It is obvious that the first partial derivatives of the velocities 𝑉BGM, 𝑉new1, and 𝑉new2 with respect to the electromagnetic constant 𝛼 have dimension of (m/s)2 and can represent some squares in the corresponding two-dimensional (2D) spaces of velocities. Analogically, the second partial derivatives of the velocities with respect to the constant 𝛼 can represent some volumes with dimensions of (m/s)3 in the corresponding 3D spaces of velocities. Indeed, it is also possible to graphically investigate the complicated first and second partial derivatives of the velocities obtained in formulae (2.9)–(2.11) and from (2.16) to (2.18). However, this does not represent the purpose of this short report.

3. Conclusion

This short theoretical report further developed the study of the recently published book [17]. In this work, on some wave properties of composite materials, the propagation peculiarities of new shear-horizontal surface acoustic waves (SH-SAWs) recently discovered in book [17] were theoretically studied and briefly discussed. Therefore, the analytical finding of the first and second partial derivatives of the phase velocity with respect to the electromagnetic constant 𝛼 represented the main purpose of this study. This theoretical work can be useful for theoreticians and experimentalists working in the arena of acoustooptics, photonics, and opto-acoustoelectronics.

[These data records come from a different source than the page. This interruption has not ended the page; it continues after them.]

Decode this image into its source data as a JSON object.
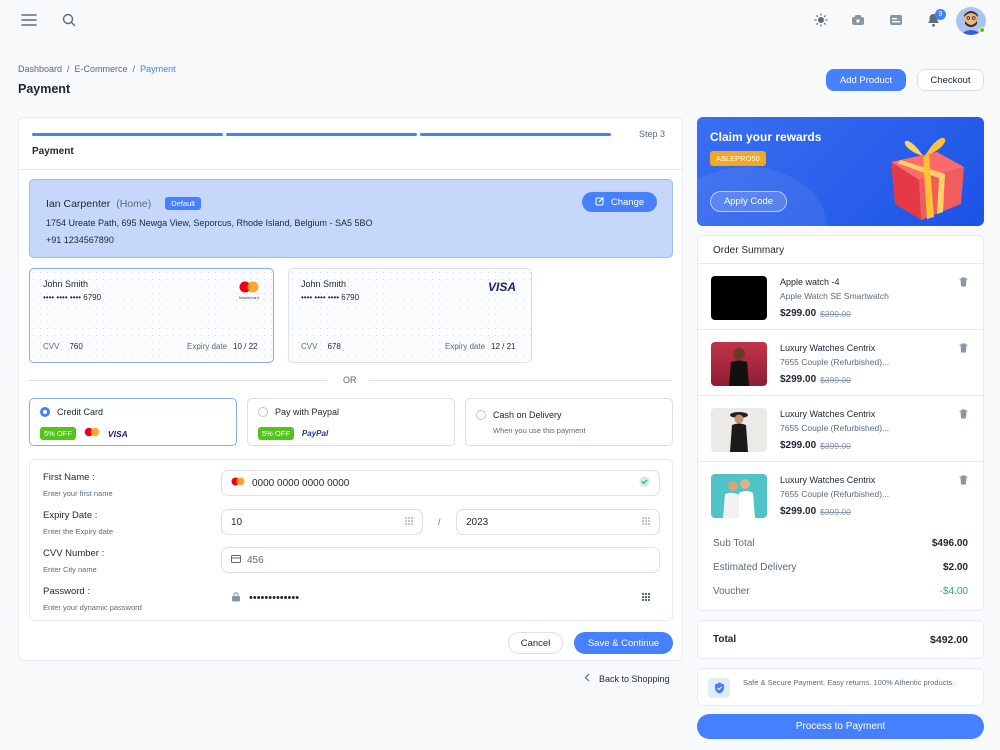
{
  "header": {
    "notif_count": "9"
  },
  "breadcrumb": {
    "items": [
      "Dashboard",
      "E-Commerce",
      "Payment"
    ],
    "sep": "/"
  },
  "page_title": "Payment",
  "actions": {
    "add_product": "Add Product",
    "checkout": "Checkout"
  },
  "steps": {
    "label": "Step 3",
    "title": "Payment"
  },
  "address": {
    "name": "Ian Carpenter",
    "tag": "(Home)",
    "badge": "Default",
    "line": "1754 Ureate Path, 695 Newga View, Seporcus, Rhode Island, Belgium - SA5 5BO",
    "phone": "+91 1234567890",
    "change": "Change"
  },
  "cards": [
    {
      "name": "John Smith",
      "number": "•••• •••• •••• 6790",
      "cvv_label": "CVV",
      "cvv": "760",
      "exp_label": "Expiry date",
      "exp": "10 / 22",
      "brand": "mastercard",
      "brand_text": "Mastercard"
    },
    {
      "name": "John Smith",
      "number": "•••• •••• •••• 6790",
      "cvv_label": "CVV",
      "cvv": "678",
      "exp_label": "Expiry date",
      "exp": "12 / 21",
      "brand": "visa",
      "brand_text": "VISA"
    }
  ],
  "or_label": "OR",
  "methods": [
    {
      "label": "Credit Card",
      "chip": "5% OFF",
      "logo": "VISA",
      "selected": true
    },
    {
      "label": "Pay with Paypal",
      "chip": "5% OFF",
      "logo": "PayPal",
      "selected": false
    },
    {
      "label": "Cash on Delivery",
      "sub": "When you use this payment",
      "selected": false
    }
  ],
  "form": {
    "first_name": {
      "label": "First Name :",
      "help": "Enter your first name",
      "value": "0000 0000 0000 0000"
    },
    "expiry": {
      "label": "Expiry Date :",
      "help": "Enter the Expiry date",
      "month": "10",
      "sep": "/",
      "year": "2023"
    },
    "cvv": {
      "label": "CVV Number :",
      "help": "Enter City name",
      "value": "456"
    },
    "password": {
      "label": "Password :",
      "help": "Enter your dynamic password",
      "value": "•••••••••••••"
    },
    "cancel": "Cancel",
    "save": "Save & Continue"
  },
  "back": "Back to Shopping",
  "rewards": {
    "title": "Claim your rewards",
    "code": "ABLEPRO50",
    "apply": "Apply Code"
  },
  "summary": {
    "title": "Order Summary",
    "items": [
      {
        "name": "Apple watch -4",
        "desc": "Apple Watch SE Smartwatch",
        "price": "$299.00",
        "old": "$399.00"
      },
      {
        "name": "Luxury Watches Centrix",
        "desc": "7655 Couple (Refurbished)...",
        "price": "$299.00",
        "old": "$399.00"
      },
      {
        "name": "Luxury Watches Centrix",
        "desc": "7655 Couple (Refurbished)...",
        "price": "$299.00",
        "old": "$399.00"
      },
      {
        "name": "Luxury Watches Centrix",
        "desc": "7655 Couple (Refurbished)...",
        "price": "$299.00",
        "old": "$399.00"
      }
    ],
    "sub_total_label": "Sub Total",
    "sub_total": "$496.00",
    "delivery_label": "Estimated Delivery",
    "delivery": "$2.00",
    "voucher_label": "Voucher",
    "voucher": "-$4.00",
    "total_label": "Total",
    "total": "$492.00"
  },
  "secure": "Safe & Secure Payment. Easy returns. 100% Athentic products.",
  "process": "Process to Payment",
  "colors": {
    "primary": "#4680ff",
    "success": "#52c41a",
    "danger": "#dc2626",
    "warning": "#f5a623"
  }
}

Also, the theoretical study of this short paper can be useful for investigations of cubic piezoelectromagnetics like the researches carried out for cubic piezoelectrics [27] and cubic piezomagnetics [28].

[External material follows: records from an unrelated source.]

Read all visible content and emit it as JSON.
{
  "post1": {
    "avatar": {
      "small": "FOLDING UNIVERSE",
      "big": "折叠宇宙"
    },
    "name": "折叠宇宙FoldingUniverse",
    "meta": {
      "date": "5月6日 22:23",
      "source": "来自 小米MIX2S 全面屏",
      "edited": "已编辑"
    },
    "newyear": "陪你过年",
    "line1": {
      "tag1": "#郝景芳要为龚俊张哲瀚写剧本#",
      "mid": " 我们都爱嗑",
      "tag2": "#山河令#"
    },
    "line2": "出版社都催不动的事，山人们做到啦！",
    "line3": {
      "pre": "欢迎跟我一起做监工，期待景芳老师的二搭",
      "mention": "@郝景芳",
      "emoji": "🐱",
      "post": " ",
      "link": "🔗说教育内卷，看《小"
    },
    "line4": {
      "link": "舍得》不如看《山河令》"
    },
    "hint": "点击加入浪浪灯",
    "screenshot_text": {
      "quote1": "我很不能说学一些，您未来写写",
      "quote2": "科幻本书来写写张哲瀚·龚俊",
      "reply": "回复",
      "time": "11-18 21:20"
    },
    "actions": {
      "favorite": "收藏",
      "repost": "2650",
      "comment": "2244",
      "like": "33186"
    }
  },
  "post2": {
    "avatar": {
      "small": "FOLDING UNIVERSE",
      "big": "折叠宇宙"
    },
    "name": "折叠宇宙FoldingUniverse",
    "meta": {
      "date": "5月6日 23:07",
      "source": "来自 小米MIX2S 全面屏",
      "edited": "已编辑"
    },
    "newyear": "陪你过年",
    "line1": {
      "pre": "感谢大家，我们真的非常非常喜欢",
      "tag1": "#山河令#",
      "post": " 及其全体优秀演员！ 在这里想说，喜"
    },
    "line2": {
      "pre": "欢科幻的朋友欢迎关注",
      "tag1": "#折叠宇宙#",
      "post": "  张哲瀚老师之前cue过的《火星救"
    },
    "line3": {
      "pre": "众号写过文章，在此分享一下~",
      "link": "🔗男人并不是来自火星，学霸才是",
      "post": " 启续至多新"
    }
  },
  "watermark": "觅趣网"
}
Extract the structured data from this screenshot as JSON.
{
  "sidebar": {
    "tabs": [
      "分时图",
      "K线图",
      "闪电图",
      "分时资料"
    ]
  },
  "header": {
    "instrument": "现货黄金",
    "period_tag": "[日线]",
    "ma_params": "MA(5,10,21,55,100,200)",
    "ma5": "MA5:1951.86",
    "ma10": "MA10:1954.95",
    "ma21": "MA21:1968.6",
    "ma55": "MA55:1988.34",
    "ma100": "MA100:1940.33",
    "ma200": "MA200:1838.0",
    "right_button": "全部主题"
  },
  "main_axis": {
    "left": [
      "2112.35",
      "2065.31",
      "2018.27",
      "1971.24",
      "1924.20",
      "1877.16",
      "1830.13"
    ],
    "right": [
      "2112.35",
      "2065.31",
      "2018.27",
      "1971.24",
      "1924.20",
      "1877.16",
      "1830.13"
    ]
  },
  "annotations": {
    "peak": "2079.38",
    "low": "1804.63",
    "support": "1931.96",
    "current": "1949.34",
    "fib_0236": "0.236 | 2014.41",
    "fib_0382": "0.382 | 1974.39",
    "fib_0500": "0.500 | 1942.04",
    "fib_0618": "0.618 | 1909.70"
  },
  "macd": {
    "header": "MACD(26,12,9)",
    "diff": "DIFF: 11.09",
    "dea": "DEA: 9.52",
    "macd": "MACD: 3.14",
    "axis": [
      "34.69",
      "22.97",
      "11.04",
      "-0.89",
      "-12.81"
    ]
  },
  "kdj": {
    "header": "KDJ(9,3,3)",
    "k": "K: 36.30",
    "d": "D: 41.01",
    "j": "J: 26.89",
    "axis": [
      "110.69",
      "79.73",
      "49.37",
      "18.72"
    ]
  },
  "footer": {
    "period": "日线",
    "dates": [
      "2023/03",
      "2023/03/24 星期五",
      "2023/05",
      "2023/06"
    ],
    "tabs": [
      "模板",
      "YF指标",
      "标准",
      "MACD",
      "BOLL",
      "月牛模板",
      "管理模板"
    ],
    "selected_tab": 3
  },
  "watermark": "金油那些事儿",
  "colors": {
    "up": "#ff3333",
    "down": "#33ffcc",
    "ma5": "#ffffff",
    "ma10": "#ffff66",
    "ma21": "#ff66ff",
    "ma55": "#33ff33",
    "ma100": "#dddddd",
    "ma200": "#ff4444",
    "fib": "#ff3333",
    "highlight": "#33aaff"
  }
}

Acknowledgment

The author would like to thank the referees for useful notes.